[Collection entries]
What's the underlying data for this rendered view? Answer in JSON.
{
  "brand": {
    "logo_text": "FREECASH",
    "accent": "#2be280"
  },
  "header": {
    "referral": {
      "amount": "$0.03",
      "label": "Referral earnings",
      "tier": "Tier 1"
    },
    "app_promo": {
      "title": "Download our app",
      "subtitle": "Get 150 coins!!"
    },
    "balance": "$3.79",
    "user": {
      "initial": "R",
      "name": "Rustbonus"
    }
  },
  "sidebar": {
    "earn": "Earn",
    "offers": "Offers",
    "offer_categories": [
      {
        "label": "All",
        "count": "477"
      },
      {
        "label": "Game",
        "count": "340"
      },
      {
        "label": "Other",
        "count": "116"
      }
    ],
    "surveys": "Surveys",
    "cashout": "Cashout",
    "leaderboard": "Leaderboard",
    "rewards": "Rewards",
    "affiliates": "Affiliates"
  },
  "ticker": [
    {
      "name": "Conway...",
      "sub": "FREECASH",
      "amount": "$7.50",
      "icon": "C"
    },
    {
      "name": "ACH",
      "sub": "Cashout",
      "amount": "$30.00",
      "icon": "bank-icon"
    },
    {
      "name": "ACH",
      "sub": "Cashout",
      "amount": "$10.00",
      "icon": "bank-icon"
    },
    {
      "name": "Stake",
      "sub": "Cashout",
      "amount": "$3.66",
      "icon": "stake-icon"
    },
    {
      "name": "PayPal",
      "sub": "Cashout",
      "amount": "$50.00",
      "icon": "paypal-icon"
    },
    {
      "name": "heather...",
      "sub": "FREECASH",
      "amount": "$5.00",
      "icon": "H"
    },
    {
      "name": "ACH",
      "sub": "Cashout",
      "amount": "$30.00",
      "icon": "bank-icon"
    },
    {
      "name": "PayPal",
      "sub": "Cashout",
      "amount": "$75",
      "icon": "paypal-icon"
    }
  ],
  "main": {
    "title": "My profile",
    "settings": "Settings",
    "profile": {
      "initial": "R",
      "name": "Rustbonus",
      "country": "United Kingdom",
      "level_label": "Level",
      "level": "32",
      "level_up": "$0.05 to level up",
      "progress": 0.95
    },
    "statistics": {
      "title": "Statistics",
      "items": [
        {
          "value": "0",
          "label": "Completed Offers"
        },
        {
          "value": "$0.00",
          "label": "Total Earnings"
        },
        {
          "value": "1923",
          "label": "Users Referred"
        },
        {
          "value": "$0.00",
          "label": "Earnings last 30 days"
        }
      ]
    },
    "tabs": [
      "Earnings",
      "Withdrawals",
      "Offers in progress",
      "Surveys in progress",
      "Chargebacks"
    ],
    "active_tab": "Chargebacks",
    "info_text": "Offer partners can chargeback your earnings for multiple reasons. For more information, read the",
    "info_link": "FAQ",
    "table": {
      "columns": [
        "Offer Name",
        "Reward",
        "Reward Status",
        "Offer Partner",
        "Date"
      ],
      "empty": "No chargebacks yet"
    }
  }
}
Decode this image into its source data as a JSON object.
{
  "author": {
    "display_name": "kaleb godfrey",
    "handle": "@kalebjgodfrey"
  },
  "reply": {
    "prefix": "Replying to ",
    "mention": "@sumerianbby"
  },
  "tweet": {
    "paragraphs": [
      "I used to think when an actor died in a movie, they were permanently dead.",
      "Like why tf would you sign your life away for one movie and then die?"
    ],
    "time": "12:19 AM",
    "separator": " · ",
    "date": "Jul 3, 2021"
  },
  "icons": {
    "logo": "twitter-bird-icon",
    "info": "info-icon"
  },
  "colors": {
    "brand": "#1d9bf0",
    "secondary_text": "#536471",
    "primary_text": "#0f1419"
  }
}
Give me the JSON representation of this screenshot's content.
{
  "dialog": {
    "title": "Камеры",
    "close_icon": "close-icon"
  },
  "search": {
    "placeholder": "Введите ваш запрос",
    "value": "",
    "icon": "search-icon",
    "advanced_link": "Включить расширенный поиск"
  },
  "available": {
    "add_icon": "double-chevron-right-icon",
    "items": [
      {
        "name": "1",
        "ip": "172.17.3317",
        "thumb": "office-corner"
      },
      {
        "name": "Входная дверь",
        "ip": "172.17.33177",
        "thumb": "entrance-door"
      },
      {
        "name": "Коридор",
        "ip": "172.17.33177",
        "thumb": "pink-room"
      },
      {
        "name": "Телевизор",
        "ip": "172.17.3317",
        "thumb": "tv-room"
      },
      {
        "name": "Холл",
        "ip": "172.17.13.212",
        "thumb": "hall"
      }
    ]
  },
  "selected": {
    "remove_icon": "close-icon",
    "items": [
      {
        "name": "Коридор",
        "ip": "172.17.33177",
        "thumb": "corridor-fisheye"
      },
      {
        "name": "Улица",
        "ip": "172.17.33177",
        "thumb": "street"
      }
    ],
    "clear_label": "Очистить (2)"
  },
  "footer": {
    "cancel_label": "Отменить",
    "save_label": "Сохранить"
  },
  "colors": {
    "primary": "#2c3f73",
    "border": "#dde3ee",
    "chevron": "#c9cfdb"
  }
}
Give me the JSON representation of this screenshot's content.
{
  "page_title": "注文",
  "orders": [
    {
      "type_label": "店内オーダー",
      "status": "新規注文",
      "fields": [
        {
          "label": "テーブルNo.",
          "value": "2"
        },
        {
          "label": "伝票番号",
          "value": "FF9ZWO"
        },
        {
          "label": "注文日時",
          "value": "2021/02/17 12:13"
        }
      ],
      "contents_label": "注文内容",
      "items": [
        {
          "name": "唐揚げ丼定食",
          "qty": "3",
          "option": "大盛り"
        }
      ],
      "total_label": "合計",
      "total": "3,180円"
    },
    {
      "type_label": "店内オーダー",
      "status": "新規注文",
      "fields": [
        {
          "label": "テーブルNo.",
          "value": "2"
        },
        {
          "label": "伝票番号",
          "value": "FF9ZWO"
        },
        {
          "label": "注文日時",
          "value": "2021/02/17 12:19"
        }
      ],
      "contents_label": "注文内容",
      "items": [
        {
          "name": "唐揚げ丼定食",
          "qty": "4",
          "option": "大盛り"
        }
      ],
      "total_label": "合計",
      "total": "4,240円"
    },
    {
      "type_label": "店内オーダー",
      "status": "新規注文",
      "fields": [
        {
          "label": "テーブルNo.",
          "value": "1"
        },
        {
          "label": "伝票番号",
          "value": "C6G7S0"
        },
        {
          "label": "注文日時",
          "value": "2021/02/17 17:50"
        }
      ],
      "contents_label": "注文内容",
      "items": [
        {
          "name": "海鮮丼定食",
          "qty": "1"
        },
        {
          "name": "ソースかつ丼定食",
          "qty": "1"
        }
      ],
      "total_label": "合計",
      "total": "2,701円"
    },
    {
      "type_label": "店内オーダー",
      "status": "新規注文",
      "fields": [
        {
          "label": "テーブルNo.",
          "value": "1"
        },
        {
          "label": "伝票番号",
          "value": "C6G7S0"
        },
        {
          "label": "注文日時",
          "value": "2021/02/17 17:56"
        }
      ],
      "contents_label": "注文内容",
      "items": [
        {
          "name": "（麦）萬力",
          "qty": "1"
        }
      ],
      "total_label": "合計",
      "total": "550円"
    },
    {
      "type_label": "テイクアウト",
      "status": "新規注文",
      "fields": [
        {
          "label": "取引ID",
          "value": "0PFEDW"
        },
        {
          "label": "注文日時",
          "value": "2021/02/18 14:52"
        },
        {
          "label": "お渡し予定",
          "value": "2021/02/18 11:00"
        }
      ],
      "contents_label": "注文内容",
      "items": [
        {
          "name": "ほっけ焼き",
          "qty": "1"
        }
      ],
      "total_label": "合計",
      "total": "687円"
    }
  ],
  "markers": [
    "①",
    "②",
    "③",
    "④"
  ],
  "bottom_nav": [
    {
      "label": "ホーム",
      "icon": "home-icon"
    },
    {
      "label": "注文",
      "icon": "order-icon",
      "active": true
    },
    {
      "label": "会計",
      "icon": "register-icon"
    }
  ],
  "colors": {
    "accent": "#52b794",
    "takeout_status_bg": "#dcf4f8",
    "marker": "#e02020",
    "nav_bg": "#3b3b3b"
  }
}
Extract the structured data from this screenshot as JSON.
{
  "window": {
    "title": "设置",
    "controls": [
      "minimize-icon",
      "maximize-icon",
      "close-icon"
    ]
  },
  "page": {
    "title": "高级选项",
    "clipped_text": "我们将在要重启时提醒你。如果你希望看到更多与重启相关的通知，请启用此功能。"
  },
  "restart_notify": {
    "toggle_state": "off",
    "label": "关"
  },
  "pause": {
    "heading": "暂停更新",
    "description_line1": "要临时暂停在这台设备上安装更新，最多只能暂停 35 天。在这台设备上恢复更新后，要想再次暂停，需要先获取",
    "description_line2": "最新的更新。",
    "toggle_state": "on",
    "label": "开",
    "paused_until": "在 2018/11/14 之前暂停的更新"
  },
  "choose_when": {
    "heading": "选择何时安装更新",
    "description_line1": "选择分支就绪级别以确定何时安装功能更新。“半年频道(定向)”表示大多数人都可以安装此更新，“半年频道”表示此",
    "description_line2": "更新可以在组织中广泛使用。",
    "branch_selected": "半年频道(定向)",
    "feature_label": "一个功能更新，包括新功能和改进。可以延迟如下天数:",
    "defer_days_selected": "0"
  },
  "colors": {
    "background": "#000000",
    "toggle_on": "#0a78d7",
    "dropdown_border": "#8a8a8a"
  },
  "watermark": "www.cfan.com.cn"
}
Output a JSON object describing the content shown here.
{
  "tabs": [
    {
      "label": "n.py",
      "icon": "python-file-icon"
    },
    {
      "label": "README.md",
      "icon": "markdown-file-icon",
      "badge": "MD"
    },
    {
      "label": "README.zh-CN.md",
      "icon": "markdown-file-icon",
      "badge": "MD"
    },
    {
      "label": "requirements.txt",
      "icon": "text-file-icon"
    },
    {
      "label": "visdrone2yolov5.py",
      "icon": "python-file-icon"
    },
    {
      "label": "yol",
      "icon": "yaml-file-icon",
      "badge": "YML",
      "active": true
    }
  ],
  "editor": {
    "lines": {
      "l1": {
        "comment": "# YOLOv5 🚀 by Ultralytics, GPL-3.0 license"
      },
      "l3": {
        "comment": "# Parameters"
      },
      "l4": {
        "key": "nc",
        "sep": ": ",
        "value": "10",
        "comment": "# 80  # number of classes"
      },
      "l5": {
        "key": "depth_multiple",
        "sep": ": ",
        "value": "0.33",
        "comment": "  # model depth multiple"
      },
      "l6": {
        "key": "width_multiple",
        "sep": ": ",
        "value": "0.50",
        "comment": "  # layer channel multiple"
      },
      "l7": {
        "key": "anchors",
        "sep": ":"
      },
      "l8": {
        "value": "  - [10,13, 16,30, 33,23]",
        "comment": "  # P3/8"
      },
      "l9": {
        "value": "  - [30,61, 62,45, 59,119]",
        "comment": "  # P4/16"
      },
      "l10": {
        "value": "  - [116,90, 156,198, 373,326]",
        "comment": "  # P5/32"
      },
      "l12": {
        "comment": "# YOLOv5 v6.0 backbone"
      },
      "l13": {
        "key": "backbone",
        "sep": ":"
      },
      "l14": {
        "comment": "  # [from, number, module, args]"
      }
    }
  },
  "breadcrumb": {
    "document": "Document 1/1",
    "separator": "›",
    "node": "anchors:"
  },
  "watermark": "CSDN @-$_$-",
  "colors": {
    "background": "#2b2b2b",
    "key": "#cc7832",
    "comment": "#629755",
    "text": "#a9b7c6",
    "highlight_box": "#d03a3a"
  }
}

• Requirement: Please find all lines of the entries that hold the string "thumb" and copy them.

• Exercise answer:
        "thumb": "office-corner"
        "thumb": "entrance-door"
        "thumb": "pink-room"
        "thumb": "tv-room"
        "thumb": "hall"
        "thumb": "corridor-fisheye"
        "thumb": "street"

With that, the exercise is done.